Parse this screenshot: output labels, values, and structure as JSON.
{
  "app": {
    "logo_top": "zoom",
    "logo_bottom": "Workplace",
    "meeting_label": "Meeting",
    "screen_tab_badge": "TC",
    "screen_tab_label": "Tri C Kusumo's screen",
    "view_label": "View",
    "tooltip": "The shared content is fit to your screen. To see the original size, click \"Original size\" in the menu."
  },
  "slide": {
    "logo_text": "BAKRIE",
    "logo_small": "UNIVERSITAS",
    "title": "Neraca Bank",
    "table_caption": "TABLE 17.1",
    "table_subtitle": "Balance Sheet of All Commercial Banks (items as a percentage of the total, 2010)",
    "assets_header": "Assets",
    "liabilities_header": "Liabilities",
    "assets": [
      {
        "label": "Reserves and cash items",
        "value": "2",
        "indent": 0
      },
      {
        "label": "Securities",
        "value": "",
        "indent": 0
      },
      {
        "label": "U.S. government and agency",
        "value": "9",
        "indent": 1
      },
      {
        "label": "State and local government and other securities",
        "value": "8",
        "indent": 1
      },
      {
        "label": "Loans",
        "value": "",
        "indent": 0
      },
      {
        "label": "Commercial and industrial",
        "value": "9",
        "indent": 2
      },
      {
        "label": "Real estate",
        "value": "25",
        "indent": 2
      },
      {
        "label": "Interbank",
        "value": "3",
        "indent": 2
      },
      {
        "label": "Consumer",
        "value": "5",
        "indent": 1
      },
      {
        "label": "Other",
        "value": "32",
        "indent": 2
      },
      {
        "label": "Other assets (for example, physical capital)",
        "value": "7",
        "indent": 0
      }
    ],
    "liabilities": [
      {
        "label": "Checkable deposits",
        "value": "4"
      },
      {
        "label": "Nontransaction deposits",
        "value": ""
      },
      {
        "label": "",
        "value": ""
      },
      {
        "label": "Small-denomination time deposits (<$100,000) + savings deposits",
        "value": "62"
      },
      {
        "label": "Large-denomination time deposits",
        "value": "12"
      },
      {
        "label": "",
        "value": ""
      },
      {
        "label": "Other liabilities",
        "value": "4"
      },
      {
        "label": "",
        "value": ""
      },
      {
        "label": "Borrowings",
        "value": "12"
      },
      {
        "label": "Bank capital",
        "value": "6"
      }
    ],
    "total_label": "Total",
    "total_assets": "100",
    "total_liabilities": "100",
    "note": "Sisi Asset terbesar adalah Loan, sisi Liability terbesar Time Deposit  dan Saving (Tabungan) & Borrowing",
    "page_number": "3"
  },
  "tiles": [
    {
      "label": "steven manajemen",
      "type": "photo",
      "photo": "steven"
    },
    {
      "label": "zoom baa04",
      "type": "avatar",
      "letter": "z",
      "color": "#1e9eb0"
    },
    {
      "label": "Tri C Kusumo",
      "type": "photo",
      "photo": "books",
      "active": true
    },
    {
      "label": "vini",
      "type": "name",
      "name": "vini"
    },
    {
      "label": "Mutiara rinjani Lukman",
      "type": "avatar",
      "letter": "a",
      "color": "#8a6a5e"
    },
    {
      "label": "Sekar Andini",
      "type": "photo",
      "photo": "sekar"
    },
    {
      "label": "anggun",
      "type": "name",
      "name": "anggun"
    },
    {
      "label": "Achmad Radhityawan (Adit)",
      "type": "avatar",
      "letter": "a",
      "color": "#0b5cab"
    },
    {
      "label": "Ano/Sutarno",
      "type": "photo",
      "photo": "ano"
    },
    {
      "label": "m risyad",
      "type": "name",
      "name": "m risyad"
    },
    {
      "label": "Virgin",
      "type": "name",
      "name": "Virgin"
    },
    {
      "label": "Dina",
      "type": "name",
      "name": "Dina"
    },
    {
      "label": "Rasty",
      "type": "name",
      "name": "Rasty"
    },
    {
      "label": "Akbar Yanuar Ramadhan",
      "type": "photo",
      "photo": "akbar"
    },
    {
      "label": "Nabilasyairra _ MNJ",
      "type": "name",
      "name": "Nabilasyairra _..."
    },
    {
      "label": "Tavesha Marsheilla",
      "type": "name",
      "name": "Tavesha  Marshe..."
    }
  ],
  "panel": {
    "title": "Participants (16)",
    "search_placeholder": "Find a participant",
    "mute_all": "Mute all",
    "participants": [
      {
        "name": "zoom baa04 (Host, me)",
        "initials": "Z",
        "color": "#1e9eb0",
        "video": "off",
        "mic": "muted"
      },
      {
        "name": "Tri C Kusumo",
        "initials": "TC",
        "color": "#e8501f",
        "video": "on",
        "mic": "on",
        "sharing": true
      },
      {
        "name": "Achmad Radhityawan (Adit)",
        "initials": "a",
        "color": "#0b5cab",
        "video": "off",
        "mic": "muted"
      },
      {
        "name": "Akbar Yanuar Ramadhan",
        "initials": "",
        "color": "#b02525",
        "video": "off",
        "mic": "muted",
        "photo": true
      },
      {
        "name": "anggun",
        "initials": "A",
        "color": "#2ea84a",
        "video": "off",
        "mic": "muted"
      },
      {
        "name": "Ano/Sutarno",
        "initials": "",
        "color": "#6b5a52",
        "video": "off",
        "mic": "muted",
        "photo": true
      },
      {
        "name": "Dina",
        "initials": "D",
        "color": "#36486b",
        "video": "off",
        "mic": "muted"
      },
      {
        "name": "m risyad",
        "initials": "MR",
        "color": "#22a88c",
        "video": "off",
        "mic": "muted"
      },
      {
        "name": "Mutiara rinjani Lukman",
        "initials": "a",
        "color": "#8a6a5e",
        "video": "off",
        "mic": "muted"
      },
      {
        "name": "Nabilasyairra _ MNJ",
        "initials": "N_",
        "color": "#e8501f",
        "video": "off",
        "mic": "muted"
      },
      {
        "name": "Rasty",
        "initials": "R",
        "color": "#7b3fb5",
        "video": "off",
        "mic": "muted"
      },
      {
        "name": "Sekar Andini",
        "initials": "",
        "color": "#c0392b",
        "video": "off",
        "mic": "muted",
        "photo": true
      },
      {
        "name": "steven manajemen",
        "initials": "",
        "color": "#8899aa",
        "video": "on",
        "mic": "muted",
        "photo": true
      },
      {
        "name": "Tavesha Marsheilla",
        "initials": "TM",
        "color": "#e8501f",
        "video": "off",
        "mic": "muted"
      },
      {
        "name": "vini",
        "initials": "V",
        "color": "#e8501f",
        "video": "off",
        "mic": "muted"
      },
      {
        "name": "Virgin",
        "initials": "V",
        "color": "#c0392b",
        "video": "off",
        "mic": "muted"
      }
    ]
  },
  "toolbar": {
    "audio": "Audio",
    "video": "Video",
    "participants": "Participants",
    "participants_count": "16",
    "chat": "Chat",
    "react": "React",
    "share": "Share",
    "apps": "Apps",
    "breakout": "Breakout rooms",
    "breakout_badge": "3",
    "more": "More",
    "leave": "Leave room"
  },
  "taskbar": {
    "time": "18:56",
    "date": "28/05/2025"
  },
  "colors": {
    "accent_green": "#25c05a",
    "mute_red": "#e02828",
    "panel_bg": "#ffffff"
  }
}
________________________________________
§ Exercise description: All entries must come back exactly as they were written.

§ Solution:
Parse this screenshot: output labels, values, and structure as JSON.
{
  "app": {
    "logo_top": "zoom",
    "logo_bottom": "Workplace",
    "meeting_label": "Meeting",
    "screen_tab_badge": "TC",
    "screen_tab_label": "Tri C Kusumo's screen",
    "view_label": "View",
    "tooltip": "The shared content is fit to your screen. To see the original size, click \"Original size\" in the menu."
  },
  "slide": {
    "logo_text": "BAKRIE",
    "logo_small": "UNIVERSITAS",
    "title": "Neraca Bank",
    "table_caption": "TABLE 17.1",
    "table_subtitle": "Balance Sheet of All Commercial Banks (items as a percentage of the total, 2010)",
    "assets_header": "Assets",
    "liabilities_header": "Liabilities",
    "assets": [
      {
        "label": "Reserves and cash items",
        "value": "2",
        "indent": 0
      },
      {
        "label": "Securities",
        "value": "",
        "indent": 0
      },
      {
        "label": "U.S. government and agency",
        "value": "9",
        "indent": 1
      },
      {
        "label": "State and local government and other securities",
        "value": "8",
        "indent": 1
      },
      {
        "label": "Loans",
        "value": "",
        "indent": 0
      },
      {
        "label": "Commercial and industrial",
        "value": "9",
        "indent": 2
      },
      {
        "label": "Real estate",
        "value": "25",
        "indent": 2
      },
      {
        "label": "Interbank",
        "value": "3",
        "indent": 2
      },
      {
        "label": "Consumer",
        "value": "5",
        "indent": 1
      },
      {
        "label": "Other",
        "value": "32",
        "indent": 2
      },
      {
        "label": "Other assets (for example, physical capital)",
        "value": "7",
        "indent": 0
      }
    ],
    "liabilities": [
      {
        "label": "Checkable deposits",
        "value": "4"
      },
      {
        "label": "Nontransaction deposits",
        "value": ""
      },
      {
        "label": "",
        "value": ""
      },
      {
        "label": "Small-denomination time deposits (<$100,000) + savings deposits",
        "value": "62"
      },
      {
        "label": "Large-denomination time deposits",
        "value": "12"
      },
      {
        "label": "",
        "value": ""
      },
      {
        "label": "Other liabilities",
        "value": "4"
      },
      {
        "label": "",
        "value": ""
      },
      {
        "label": "Borrowings",
        "value": "12"
      },
      {
        "label": "Bank capital",
        "value": "6"
      }
    ],
    "total_label": "Total",
    "total_assets": "100",
    "total_liabilities": "100",
    "note": "Sisi Asset terbesar adalah Loan, sisi Liability terbesar Time Deposit  dan Saving (Tabungan) & Borrowing",
    "page_number": "3"
  },
  "tiles": [
    {
      "label": "steven manajemen",
      "type": "photo",
      "photo": "steven"
    },
    {
      "label": "zoom baa04",
      "type": "avatar",
      "letter": "z",
      "color": "#1e9eb0"
    },
    {
      "label": "Tri C Kusumo",
      "type": "photo",
      "photo": "books",
      "active": true
    },
    {
      "label": "vini",
      "type": "name",
      "name": "vini"
    },
    {
      "label": "Mutiara rinjani Lukman",
      "type": "avatar",
      "letter": "a",
      "color": "#8a6a5e"
    },
    {
      "label": "Sekar Andini",
      "type": "photo",
      "photo": "sekar"
    },
    {
      "label": "anggun",
      "type": "name",
      "name": "anggun"
    },
    {
      "label": "Achmad Radhityawan (Adit)",
      "type": "avatar",
      "letter": "a",
      "color": "#0b5cab"
    },
    {
      "label": "Ano/Sutarno",
      "type": "photo",
      "photo": "ano"
    },
    {
      "label": "m risyad",
      "type": "name",
      "name": "m risyad"
    },
    {
      "label": "Virgin",
      "type": "name",
      "name": "Virgin"
    },
    {
      "label": "Dina",
      "type": "name",
      "name": "Dina"
    },
    {
      "label": "Rasty",
      "type": "name",
      "name": "Rasty"
    },
    {
      "label": "Akbar Yanuar Ramadhan",
      "type": "photo",
      "photo": "akbar"
    },
    {
      "label": "Nabilasyairra _ MNJ",
      "type": "name",
      "name": "Nabilasyairra _..."
    },
    {
      "label": "Tavesha Marsheilla",
      "type": "name",
      "name": "Tavesha  Marshe..."
    }
  ],
  "panel": {
    "title": "Participants (16)",
    "search_placeholder": "Find a participant",
    "mute_all": "Mute all",
    "participants": [
      {
        "name": "zoom baa04 (Host, me)",
        "initials": "Z",
        "color": "#1e9eb0",
        "video": "off",
        "mic": "muted"
      },
      {
        "name": "Tri C Kusumo",
        "initials": "TC",
        "color": "#e8501f",
        "video": "on",
        "mic": "on",
        "sharing": true
      },
      {
        "name": "Achmad Radhityawan (Adit)",
        "initials": "a",
        "color": "#0b5cab",
        "video": "off",
        "mic": "muted"
      },
      {
        "name": "Akbar Yanuar Ramadhan",
        "initials": "",
        "color": "#b02525",
        "video": "off",
        "mic": "muted",
        "photo": true
      },
      {
        "name": "anggun",
        "initials": "A",
        "color": "#2ea84a",
        "video": "off",
        "mic": "muted"
      },
      {
        "name": "Ano/Sutarno",
        "initials": "",
        "color": "#6b5a52",
        "video": "off",
        "mic": "muted",
        "photo": true
      },
      {
        "name": "Dina",
        "initials": "D",
        "color": "#36486b",
        "video": "off",
        "mic": "muted"
      },
      {
        "name": "m risyad",
        "initials": "MR",
        "color": "#22a88c",
        "video": "off",
        "mic": "muted"
      },
      {
        "name": "Mutiara rinjani Lukman",
        "initials": "a",
        "color": "#8a6a5e",
        "video": "off",
        "mic": "muted"
      },
      {
        "name": "Nabilasyairra _ MNJ",
        "initials": "N_",
        "color": "#e8501f",
        "video": "off",
        "mic": "muted"
      },
      {
        "name": "Rasty",
        "initials": "R",
        "color": "#7b3fb5",
        "video": "off",
        "mic": "muted"
      },
      {
        "name": "Sekar Andini",
        "initials": "",
        "color": "#c0392b",
        "video": "off",
        "mic": "muted",
        "photo": true
      },
      {
        "name": "steven manajemen",
        "initials": "",
        "color": "#8899aa",
        "video": "on",
        "mic": "muted",
        "photo": true
      },
      {
        "name": "Tavesha Marsheilla",
        "initials": "TM",
        "color": "#e8501f",
        "video": "off",
        "mic": "muted"
      },
      {
        "name": "vini",
        "initials": "V",
        "color": "#e8501f",
        "video": "off",
        "mic": "muted"
      },
      {
        "name": "Virgin",
        "initials": "V",
        "color": "#c0392b",
        "video": "off",
        "mic": "muted"
      }
    ]
  },
  "toolbar": {
    "audio": "Audio",
    "video": "Video",
    "participants": "Participants",
    "participants_count": "16",
    "chat": "Chat",
    "react": "React",
    "share": "Share",
    "apps": "Apps",
    "breakout": "Breakout rooms",
    "breakout_badge": "3",
    "more": "More",
    "leave": "Leave room"
  },
  "taskbar": {
    "time": "18:56",
    "date": "28/05/2025"
  },
  "colors": {
    "accent_green": "#25c05a",
    "mute_red": "#e02828",
    "panel_bg": "#ffffff"
  }
}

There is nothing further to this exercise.